Assignment » Note every line in the entries that contains the string "jian", and copy it.

[Web page and app entries]
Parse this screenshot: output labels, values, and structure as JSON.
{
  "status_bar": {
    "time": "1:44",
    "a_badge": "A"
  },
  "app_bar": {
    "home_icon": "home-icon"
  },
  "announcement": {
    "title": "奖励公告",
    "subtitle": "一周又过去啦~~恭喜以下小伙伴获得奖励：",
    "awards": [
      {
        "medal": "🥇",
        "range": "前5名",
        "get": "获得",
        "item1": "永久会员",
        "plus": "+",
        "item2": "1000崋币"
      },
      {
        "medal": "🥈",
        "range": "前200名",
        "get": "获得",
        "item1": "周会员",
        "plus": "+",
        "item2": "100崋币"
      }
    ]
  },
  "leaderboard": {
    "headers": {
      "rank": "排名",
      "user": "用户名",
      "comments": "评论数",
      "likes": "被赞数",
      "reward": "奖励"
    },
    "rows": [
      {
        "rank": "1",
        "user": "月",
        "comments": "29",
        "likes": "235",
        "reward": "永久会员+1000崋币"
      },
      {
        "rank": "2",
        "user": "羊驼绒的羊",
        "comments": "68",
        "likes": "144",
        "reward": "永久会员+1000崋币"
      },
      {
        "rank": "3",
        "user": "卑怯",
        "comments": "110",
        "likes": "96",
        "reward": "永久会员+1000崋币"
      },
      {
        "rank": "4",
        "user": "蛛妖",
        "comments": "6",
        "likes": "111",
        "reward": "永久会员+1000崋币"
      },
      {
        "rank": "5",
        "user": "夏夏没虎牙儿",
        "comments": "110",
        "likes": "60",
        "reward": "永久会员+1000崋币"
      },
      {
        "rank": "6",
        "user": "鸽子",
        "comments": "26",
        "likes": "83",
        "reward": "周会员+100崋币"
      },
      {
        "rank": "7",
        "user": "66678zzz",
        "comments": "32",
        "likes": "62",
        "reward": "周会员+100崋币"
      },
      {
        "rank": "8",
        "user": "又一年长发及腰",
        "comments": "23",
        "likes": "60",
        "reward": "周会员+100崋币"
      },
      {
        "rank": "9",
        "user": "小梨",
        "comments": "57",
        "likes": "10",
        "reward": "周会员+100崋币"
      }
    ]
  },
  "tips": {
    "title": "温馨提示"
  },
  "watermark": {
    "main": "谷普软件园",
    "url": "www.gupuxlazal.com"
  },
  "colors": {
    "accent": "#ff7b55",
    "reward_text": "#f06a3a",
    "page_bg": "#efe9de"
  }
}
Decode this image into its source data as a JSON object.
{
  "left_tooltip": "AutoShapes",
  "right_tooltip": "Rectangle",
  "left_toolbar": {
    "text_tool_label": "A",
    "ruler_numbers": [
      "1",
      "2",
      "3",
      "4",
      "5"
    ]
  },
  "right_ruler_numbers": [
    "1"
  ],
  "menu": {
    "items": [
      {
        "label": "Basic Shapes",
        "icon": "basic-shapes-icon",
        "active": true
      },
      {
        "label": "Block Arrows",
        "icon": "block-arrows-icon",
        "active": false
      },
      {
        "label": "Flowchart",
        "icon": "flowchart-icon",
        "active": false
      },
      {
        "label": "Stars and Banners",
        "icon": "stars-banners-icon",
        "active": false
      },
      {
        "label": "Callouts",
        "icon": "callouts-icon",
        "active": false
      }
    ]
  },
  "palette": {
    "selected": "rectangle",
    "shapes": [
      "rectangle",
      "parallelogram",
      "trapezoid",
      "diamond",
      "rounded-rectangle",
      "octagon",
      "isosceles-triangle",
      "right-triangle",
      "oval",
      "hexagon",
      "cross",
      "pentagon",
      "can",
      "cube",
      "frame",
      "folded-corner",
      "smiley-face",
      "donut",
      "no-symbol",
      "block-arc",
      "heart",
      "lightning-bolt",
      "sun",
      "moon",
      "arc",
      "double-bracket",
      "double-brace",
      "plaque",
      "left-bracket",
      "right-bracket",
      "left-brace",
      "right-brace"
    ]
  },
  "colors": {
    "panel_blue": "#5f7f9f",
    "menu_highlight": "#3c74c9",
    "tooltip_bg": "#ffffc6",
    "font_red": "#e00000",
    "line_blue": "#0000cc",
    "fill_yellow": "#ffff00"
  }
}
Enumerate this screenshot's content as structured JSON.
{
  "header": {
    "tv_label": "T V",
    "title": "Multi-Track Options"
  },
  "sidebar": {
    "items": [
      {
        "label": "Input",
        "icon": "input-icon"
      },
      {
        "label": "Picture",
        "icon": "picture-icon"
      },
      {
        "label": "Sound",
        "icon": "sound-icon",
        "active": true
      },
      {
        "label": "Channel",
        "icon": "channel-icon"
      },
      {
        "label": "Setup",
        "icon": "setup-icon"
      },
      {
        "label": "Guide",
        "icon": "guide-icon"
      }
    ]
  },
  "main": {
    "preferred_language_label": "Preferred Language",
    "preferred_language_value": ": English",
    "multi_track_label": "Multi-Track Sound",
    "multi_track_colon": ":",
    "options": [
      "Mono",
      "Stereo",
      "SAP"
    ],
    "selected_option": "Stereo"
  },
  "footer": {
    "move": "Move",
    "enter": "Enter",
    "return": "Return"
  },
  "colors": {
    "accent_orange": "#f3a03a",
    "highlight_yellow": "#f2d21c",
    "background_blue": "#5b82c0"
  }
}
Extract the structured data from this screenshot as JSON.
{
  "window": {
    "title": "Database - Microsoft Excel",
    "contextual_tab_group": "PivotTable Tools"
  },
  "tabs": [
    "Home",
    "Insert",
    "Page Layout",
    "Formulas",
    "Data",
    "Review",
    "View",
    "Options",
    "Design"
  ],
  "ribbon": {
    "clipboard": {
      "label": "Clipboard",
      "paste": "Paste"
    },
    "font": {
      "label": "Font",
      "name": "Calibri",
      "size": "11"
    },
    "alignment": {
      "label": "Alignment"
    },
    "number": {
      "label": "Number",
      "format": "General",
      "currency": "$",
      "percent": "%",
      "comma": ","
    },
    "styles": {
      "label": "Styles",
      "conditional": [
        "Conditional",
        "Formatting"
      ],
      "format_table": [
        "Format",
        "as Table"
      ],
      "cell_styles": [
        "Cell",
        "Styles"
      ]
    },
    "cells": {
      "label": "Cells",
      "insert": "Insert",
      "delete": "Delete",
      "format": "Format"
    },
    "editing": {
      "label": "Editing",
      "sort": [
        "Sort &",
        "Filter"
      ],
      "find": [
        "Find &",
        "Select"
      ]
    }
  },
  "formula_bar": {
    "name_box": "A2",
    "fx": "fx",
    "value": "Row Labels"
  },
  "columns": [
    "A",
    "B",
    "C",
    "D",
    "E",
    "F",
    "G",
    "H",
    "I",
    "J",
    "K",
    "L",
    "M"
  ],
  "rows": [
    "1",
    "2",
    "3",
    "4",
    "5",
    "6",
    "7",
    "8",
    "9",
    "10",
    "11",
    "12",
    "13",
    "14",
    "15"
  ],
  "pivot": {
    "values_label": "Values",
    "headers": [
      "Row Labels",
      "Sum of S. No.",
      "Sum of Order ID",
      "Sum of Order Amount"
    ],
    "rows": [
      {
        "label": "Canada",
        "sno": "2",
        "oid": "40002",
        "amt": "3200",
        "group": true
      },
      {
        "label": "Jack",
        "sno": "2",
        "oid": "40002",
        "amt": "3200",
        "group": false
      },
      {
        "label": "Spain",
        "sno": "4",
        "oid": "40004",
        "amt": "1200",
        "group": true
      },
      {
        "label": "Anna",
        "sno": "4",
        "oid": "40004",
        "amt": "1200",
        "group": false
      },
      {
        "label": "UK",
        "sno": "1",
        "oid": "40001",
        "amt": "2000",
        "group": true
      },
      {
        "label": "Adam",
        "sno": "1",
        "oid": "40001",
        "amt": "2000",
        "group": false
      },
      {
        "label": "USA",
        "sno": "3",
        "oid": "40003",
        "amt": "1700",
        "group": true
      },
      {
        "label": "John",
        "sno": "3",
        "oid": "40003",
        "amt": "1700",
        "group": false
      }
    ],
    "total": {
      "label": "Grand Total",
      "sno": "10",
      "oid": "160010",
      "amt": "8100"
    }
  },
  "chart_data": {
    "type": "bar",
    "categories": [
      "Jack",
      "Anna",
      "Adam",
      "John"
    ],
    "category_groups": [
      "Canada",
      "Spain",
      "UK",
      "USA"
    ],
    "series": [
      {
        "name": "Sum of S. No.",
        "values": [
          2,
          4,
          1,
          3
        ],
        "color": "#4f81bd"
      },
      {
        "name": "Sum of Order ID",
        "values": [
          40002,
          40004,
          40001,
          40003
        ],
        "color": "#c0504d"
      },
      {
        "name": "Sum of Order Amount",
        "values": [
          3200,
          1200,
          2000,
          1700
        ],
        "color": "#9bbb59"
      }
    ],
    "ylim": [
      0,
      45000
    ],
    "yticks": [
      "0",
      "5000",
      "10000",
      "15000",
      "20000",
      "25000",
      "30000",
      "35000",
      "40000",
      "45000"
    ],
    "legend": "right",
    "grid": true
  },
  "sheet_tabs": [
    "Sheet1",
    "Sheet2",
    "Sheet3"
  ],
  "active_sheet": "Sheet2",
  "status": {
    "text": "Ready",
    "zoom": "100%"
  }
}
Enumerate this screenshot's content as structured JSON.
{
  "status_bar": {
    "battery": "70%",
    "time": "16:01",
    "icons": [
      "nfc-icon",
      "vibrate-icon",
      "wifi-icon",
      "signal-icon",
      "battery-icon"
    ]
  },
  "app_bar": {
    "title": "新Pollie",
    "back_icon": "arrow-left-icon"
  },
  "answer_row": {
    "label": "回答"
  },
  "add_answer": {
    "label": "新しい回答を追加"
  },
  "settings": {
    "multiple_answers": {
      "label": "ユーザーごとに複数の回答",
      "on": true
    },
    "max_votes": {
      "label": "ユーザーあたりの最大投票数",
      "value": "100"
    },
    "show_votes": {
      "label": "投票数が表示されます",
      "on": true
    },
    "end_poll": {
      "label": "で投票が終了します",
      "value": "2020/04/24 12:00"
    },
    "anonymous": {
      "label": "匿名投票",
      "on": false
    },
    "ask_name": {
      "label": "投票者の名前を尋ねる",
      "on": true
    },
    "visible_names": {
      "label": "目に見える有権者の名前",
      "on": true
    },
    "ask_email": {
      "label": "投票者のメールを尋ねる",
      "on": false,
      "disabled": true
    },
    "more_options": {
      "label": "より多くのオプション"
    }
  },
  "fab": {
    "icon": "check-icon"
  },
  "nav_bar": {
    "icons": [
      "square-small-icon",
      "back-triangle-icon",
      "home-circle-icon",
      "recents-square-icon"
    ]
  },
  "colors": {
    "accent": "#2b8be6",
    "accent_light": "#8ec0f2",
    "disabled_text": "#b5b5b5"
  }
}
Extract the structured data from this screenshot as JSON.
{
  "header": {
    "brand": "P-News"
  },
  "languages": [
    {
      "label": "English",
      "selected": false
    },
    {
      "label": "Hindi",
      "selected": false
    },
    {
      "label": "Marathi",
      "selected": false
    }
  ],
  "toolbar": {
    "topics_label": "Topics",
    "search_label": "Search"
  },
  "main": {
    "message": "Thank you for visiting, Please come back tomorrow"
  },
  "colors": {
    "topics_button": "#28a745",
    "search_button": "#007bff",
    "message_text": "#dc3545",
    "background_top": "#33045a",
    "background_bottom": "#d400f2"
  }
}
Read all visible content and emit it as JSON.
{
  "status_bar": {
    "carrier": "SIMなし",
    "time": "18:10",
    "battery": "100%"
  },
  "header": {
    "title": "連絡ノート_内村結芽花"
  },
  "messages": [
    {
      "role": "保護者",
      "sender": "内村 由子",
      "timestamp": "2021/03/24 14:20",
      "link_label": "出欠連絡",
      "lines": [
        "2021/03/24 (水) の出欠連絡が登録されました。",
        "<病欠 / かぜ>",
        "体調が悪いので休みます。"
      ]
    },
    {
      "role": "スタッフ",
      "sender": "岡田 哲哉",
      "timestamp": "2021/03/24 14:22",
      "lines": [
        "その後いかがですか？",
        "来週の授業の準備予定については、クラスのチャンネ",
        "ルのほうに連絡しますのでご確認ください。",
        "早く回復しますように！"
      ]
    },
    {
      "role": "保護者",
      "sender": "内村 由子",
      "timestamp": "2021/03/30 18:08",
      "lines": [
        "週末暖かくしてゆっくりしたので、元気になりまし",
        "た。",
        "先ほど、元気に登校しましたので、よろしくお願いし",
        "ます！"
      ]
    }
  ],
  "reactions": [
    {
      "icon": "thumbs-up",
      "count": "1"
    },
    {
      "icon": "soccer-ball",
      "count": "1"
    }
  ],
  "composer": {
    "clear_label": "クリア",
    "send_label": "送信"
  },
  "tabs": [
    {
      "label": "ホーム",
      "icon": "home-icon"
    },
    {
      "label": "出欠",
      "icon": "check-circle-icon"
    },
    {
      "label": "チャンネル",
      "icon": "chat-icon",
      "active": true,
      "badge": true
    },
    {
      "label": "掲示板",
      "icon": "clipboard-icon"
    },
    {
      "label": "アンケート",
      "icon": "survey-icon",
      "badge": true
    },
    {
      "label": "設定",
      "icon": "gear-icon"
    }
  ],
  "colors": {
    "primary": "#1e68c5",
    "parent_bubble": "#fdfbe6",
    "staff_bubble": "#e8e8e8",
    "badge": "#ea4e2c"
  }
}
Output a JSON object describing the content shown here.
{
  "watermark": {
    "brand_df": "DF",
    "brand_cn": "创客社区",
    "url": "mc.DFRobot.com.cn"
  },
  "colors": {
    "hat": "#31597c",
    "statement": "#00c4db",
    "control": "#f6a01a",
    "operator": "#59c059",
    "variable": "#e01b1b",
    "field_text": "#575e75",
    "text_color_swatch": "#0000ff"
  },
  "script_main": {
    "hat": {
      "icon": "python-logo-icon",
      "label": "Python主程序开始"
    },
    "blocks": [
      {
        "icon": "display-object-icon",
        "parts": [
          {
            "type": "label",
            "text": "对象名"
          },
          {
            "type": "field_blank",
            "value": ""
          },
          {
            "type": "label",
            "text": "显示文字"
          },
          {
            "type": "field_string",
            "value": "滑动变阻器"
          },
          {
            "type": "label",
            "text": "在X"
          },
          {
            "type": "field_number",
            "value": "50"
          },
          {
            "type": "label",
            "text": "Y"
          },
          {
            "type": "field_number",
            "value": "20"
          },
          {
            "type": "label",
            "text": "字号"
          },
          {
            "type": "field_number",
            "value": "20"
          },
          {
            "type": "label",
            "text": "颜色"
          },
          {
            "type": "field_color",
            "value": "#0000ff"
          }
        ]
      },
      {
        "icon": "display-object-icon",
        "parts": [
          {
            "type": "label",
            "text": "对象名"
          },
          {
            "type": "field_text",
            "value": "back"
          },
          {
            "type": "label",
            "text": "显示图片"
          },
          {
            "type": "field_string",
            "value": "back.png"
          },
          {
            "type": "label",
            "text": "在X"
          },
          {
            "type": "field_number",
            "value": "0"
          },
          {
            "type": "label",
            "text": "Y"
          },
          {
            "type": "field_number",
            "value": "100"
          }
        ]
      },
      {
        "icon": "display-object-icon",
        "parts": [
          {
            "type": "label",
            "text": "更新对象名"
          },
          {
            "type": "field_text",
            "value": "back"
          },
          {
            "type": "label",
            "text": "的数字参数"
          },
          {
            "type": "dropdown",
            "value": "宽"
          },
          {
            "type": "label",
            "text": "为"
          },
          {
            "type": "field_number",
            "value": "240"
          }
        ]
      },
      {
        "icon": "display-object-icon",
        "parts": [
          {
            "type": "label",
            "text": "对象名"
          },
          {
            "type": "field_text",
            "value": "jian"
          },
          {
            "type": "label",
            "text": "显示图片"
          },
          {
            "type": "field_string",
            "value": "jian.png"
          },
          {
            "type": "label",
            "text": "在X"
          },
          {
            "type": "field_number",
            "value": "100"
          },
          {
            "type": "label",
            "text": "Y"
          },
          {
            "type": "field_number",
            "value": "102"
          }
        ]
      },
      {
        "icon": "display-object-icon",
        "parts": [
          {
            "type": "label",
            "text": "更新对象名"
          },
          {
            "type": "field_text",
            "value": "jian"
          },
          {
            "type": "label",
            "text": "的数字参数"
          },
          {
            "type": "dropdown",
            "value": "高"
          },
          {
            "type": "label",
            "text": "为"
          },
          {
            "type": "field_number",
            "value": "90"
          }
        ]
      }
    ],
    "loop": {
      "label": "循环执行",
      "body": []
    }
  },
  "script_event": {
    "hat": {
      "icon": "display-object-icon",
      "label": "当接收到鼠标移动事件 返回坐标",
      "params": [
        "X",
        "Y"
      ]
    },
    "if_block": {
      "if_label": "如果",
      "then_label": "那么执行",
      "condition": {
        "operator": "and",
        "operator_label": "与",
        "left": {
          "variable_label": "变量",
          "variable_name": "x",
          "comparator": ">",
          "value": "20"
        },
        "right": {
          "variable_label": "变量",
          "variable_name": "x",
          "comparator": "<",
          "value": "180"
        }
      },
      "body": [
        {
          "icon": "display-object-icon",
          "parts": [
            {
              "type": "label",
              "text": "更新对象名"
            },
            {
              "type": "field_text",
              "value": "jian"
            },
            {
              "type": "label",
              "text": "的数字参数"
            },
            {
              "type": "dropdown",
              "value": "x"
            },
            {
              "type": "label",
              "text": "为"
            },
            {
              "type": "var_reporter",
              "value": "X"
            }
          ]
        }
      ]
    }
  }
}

Task answer »
            "value": "jian"
            "value": "jian.png"
            "value": "jian"
              "value": "jian"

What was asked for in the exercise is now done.